▸ **TASK GOAL**:
Find the word "Scene" in the records and copy every line where it occurs.

━━━━━ SUPPLIED MATERIAL ━━━━━

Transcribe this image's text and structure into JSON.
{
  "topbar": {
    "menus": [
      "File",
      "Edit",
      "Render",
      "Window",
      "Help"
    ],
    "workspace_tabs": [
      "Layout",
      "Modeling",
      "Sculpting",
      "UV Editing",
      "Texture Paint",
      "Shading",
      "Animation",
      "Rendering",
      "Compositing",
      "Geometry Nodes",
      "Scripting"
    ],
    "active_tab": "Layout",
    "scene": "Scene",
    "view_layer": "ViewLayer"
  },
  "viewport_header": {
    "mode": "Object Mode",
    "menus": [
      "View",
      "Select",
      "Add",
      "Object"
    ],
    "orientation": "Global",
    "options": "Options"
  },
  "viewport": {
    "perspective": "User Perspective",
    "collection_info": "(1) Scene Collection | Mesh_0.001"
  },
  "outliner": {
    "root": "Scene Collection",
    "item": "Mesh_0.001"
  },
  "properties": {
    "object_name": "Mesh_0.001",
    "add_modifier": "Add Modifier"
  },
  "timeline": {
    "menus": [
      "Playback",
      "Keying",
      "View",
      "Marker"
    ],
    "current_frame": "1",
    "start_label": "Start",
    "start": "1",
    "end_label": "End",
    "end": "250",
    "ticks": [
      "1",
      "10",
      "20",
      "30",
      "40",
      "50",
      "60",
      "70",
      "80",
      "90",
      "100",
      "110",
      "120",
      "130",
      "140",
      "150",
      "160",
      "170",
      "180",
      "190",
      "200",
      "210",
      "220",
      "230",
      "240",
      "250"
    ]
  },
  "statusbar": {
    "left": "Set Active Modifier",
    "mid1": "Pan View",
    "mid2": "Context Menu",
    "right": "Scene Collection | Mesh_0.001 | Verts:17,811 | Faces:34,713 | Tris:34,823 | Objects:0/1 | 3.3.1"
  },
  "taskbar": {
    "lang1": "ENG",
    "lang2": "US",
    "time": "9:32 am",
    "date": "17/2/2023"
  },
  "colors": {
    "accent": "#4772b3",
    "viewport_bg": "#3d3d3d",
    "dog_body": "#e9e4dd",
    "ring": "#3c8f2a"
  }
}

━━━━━

▸ **ANSWER BELOW**:
    "scene": "Scene",
    "collection_info": "(1) Scene Collection | Mesh_0.001"
    "root": "Scene Collection",
    "right": "Scene Collection | Mesh_0.001 | Verts:17,811 | Faces:34,713 | Tris:34,823 | Objects:0/1 | 3.3.1"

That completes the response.